Any conversation about braiding hair has to begin with Kanekalon. Whether you’re at a braiding shop in Harlem or in Lagos, the word Kanekalon is universally understood. Kanekalon hair is sold all over the world and worn by Black women across the diaspora. It’s popular for a whole bunch of reasons. Hairstylists love it because it’s easy to work with. It doesn’t get tangled, which speeds up the braiding process, and it also just looks great — glossy and flowy, almost like human hair. It’s also affordable — like, cheaper-than-a-single-coffee-at-Starbucks affordable.

Matt Ford at The New Republic on qualified immunity:

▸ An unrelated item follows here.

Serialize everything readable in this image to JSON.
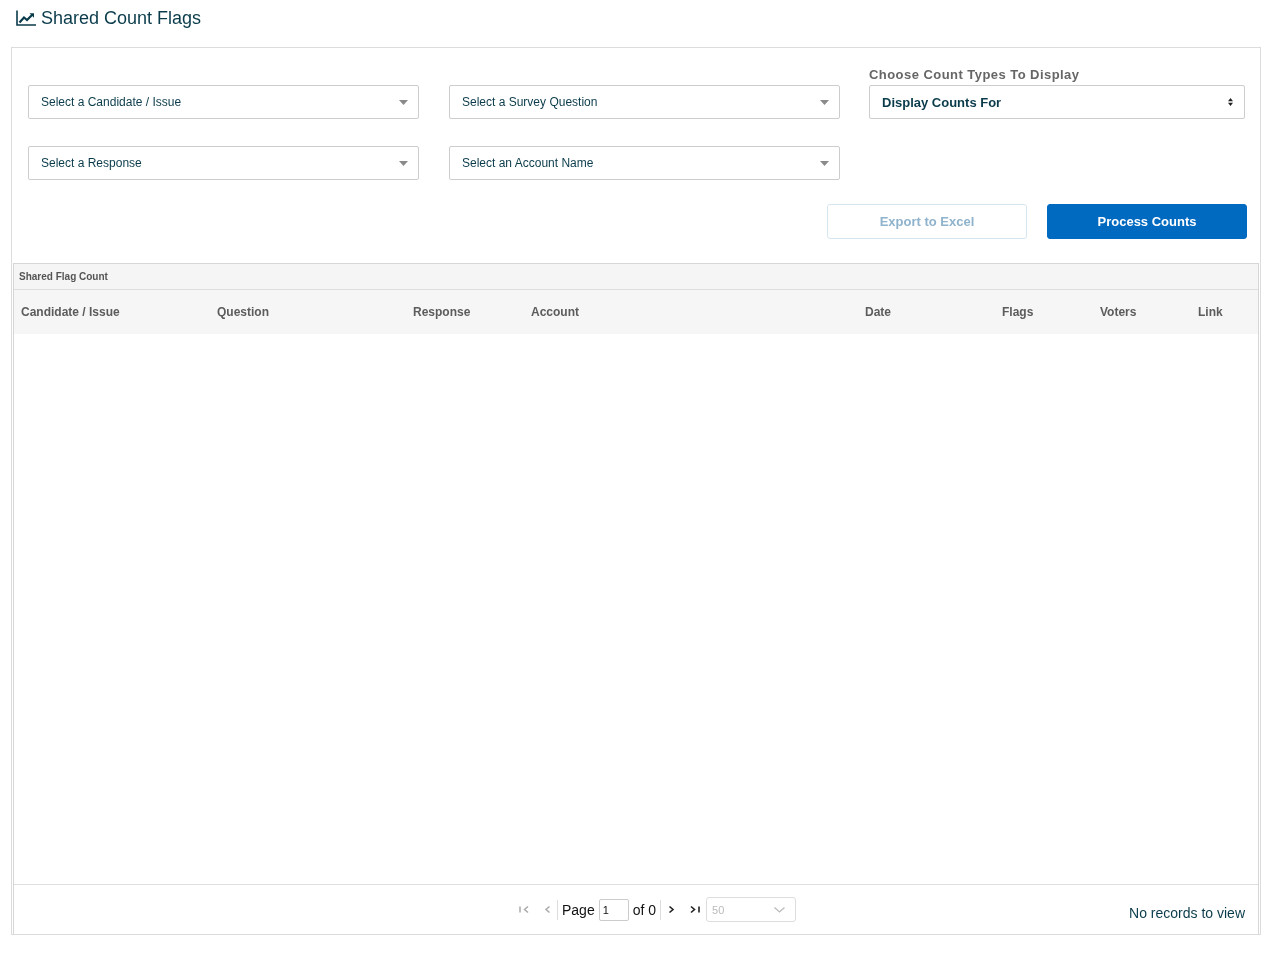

There is just one slight hiccup. New Mexico didn’t actually abolish qualified immunity. Nor did Colorado. Nor did Connecticut. Nor did New York City. I point this out not to dismiss the significance of the laws that some of these states actually passed. Indeed, some of them are actually more interesting than a straightforward abolition of qualified immunity. But when discussing how to write laws to curtail police abuses, precision is more important than ever. These reports, which greatly exaggerate the demise of qualified immunity, manage simultaneously to misdirect readers and give short shrift to what lawmakers in these jurisdictions are actually doing.

Anna Peele at Vulture on the soul of Bravo:

Before last year, Bravo didn’t seem particularly concerned with hiring people who could hold nuanced conversations about inequality. The network’s reality shows featured outrageous people behaving terribly, but they did so with what the network’s front man, Andy Cohen, calls “the Bravo wink”: not an explicit rebuke, but editing that lets viewers know the producers understand that what’s happening is ridiculous. This could be anything from a hypocrisy-highlighting montage to a lingering shot of one cast member calmly sipping wine while her co-star drunkenly rolls around on the lawn, or throws a flute across it. Viewers were comfortable being passive observers, wine glasses safe and unbroken in our hands as we enjoyed the mess onscreen.

But recently, many fans have started questioning who deserves access to the Bravo platform. It’s no longer enough for Bravo to wink at its viewers. To succeed, the network and its stars must figure out how to make good TV in the sense that it is watchable, but also good in the sense that it is ethical — or at least not quite so obviously bad. So what does television’s pettiest, bitchiest, most dramatic network look like when it grows a conscience?

Hayes Brown at MSNBC on the weight of Black lives stolen:

And through it all, when the fog lifts, the question that white people expect us to answer still looms: How do you reform your way out of a system that leaves Black Americans facing down the potential for death or harm in the most routine of moments? No shield has been able to stop it so far: not age, Tamir Rice and Adam Toledo remind us; not military service, the pepper-spray-induced tears dripping down 2nd Lt. Caron Nazario's Army uniform reaffirm. There is no amount of education or number of drops of white blood running through your veins that can serve as protection.

Black men die during traffic stops. Black men die in police custody. Black men die when nonlethal force is available. Black men die in the face of negligence. Black men die.

They die, and we who remain are asked to find the solution to keep the next of us from dying, too. Meanwhile, the Brooklyn Center Police Department flew a "thin blue line" flag Monday. The Minnesota GOP took exception to Democratic Gov. Tim Walz's mourning Wright's death and accused him of "fanning the flames." It makes me doubt whether any answer we provide will ever be enough to stop the police from adding to the pile of bodies that is crushing us under its weight.


Michael’s Pick

J.Crew Bowery Egyptian Cotton Pique Polo Shirt in Rugby Green ($70): In the warmer months, I trade in my long-sleeved button-downs for short-sleeved polos when I want to feel pulled together without burning up.